■ What is needed
Reproduce the listing below character for character; drop every image.
########
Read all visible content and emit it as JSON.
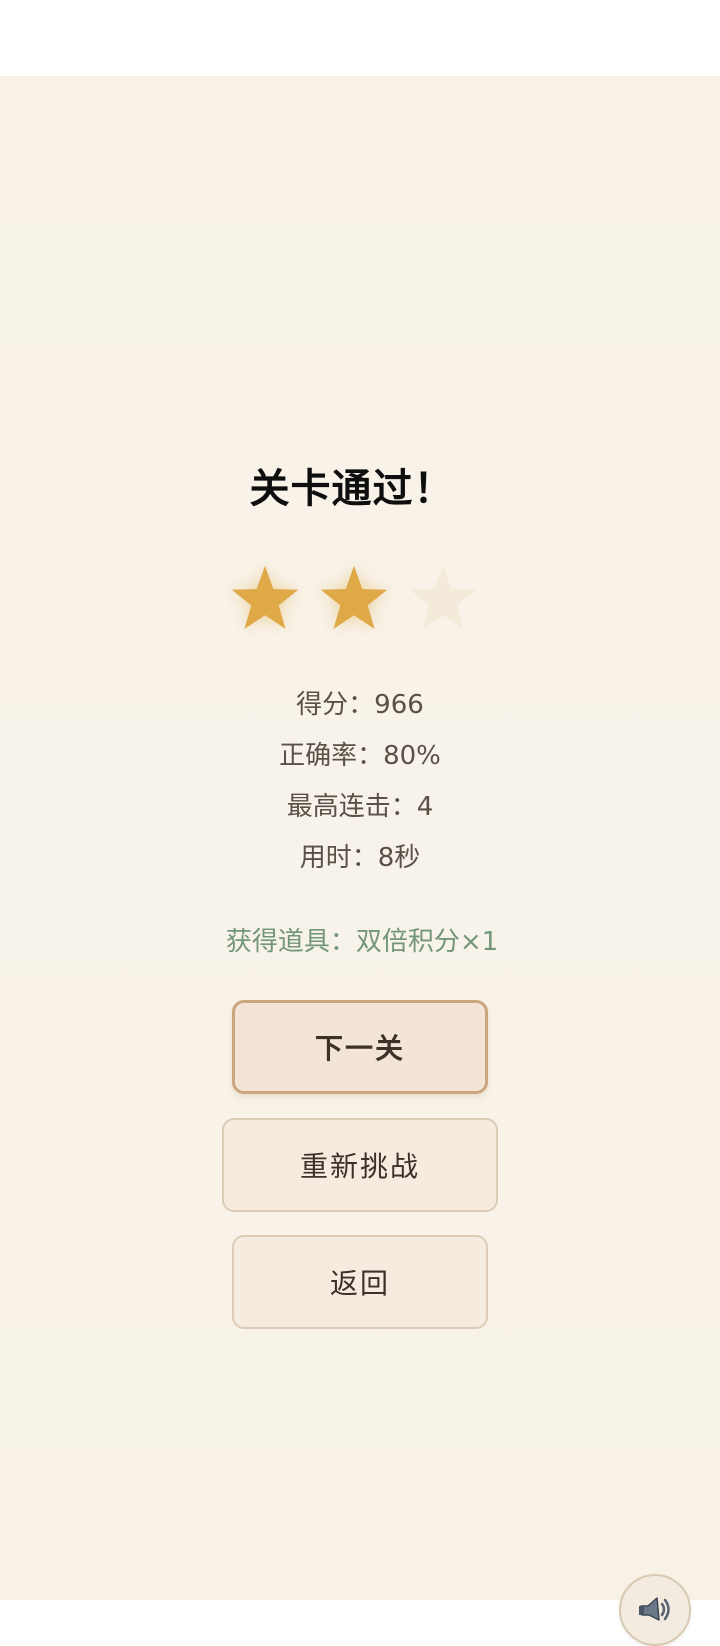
{
  "result": {
    "title": "关卡通过！",
    "stars_earned": 2,
    "stars_total": 3
  },
  "stats": [
    {
      "text": "得分：966"
    },
    {
      "text": "正确率：80%"
    },
    {
      "text": "最高连击：4"
    },
    {
      "text": "用时：8秒"
    }
  ],
  "reward": {
    "text": "获得道具：双倍积分×1"
  },
  "buttons": {
    "next_label": "下一关",
    "retry_label": "重新挑战",
    "back_label": "返回"
  },
  "sound": {
    "icon": "speaker-icon"
  },
  "colors": {
    "star_filled": "#e0a947",
    "star_empty": "#f4ead9",
    "reward_text": "#73967a",
    "background": "#f7f1e6"
  }
}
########
■ Finished task
Read all visible content and emit it as JSON.
{
  "result": {
    "title": "关卡通过！",
    "stars_earned": 2,
    "stars_total": 3
  },
  "stats": [
    {
      "text": "得分：966"
    },
    {
      "text": "正确率：80%"
    },
    {
      "text": "最高连击：4"
    },
    {
      "text": "用时：8秒"
    }
  ],
  "reward": {
    "text": "获得道具：双倍积分×1"
  },
  "buttons": {
    "next_label": "下一关",
    "retry_label": "重新挑战",
    "back_label": "返回"
  },
  "sound": {
    "icon": "speaker-icon"
  },
  "colors": {
    "star_filled": "#e0a947",
    "star_empty": "#f4ead9",
    "reward_text": "#73967a",
    "background": "#f7f1e6"
  }
}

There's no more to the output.